Corporate Debt Index
The Corporate Debt Index is the first edition in a long-term study into trends in company indebtedness around the world, the investment opportunities this provides and the risks it presents.
Corporate Credit Portfolio Manager
Company borrowings around the world surged to a record US$8.3 trillion in 2019; that’s up 8.1 % year on year; the fastest increase in at least five years.
It was the US and Switzerland that were the countries that saw the fastest growth of corporate debt; and if we take a country such as Germany, that now sits second behind the US in terms of corporate indebtedness, mainly due to the automotive sector. If you take the example of a company such as Volkswagen, it has almost as much debt as the whole country of South Africa.
So what happened in 2020? Well because of the COVID-19 crisis there's been a huge demand for debt from companies and so far, between January and May of 2020 we've seen US$384 billion worth of issuance and we potentially expect by the end of the year, that could actually get up to the US$1 trillion mark.
Now debt is not necessarily always a bad thing and it's been really important that those companies have been able to access financing through this period of economic shock. And as long as the companies are able to create earnings and repay on their debt then that's actually when it can be an attractive opportunity, especially at the moment we sort of see the credit cycle having turned and companies are really now going to be on balance sheet repair mode, looking to pay down some of their net debts to readdress their balance sheets.
So what about the opportunities within credit? Well I mean credit corporate credit and corporate debt as an asset class provides an attractive yield. And it's also the case there's a huge number of inefficiencies within the credit market that can be exploited by active managers. The new issue market where new bonds come at a concession to existing bonds is a really great opportunity; and clearly in 2020 with all of this extra issuance, is a really great opportunity.
There's also a number of inefficiencies around different rating spectrums within the credit market between investment grade and high yield and the bonds that move between those fallen angels going down and the rising stars coming back up to investment grade can be a really great opportunity for active managers to exploit
|Bond||A bond is parcel of debt. By buying a bond, investors give money to a borrower, usually for a fixed term and for a fixed rate of interest. Bonds can be bought and sold on financial markets, and the value changes over time with varying market conditions.|
|Cyclical Industry||The revenues and profits of an industry rise and fall over the course of an economic cycle.|
|EBIT||Earnings before interest and tax, commonly called operating profit.|

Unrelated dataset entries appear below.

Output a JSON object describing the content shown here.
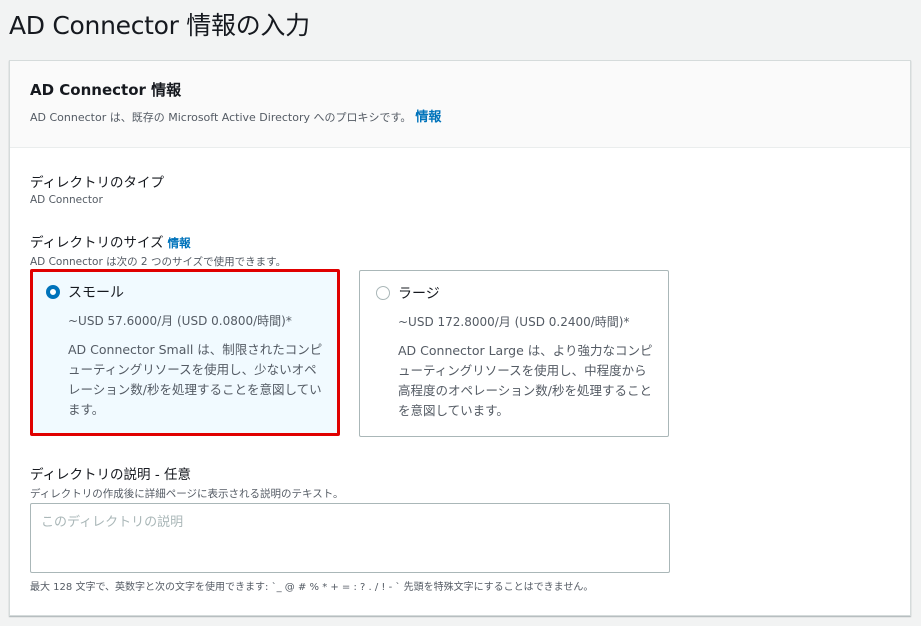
{
  "page": {
    "title": "AD Connector 情報の入力"
  },
  "panel": {
    "heading": "AD Connector 情報",
    "description": "AD Connector は、既存の Microsoft Active Directory へのプロキシです。",
    "info_link": "情報"
  },
  "directory_type": {
    "label": "ディレクトリのタイプ",
    "value": "AD Connector"
  },
  "directory_size": {
    "label": "ディレクトリのサイズ",
    "info_link": "情報",
    "hint": "AD Connector は次の 2 つのサイズで使用できます。",
    "options": [
      {
        "title": "スモール",
        "price": "~USD 57.6000/月 (USD 0.0800/時間)*",
        "description": "AD Connector Small は、制限されたコンピューティングリソースを使用し、少ないオペレーション数/秒を処理することを意図しています。",
        "selected": true
      },
      {
        "title": "ラージ",
        "price": "~USD 172.8000/月 (USD 0.2400/時間)*",
        "description": "AD Connector Large は、より強力なコンピューティングリソースを使用し、中程度から高程度のオペレーション数/秒を処理することを意図しています。",
        "selected": false
      }
    ]
  },
  "directory_description": {
    "label": "ディレクトリの説明 - 任意",
    "hint": "ディレクトリの作成後に詳細ページに表示される説明のテキスト。",
    "placeholder": "このディレクトリの説明",
    "value": "",
    "constraint": "最大 128 文字で、英数字と次の文字を使用できます: `_ @ # % * + = : ? . / ! - ` 先頭を特殊文字にすることはできません。"
  },
  "colors": {
    "accent": "#0073bb",
    "selection_highlight": "#e00000",
    "selected_tile_bg": "#f1faff"
  }
}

|Equity||The amount of money left over for shareholders if all a company’s assets were liquidated and its assets sold off.|
|Gearing||The ratio of debt to equity finance on the balance sheet – not to the market value of the shares; also called leverage.|
|Leverage||The ratio of debt to equity finance on the balance sheet – not to the market value of the shares; also called gearing.|
|Net Debt||All borrowings minus any cash or cash equivalents.|
|Running Yield||The interest paid on a bond divided by its current market value.|
|Volatility||Rapid, unpredictable, changeability.|
|Yield to Maturity||The interest paid on a bond divided by its current market value, taking account of the capital gain or loss that will occur when the bond matures and is repaid.|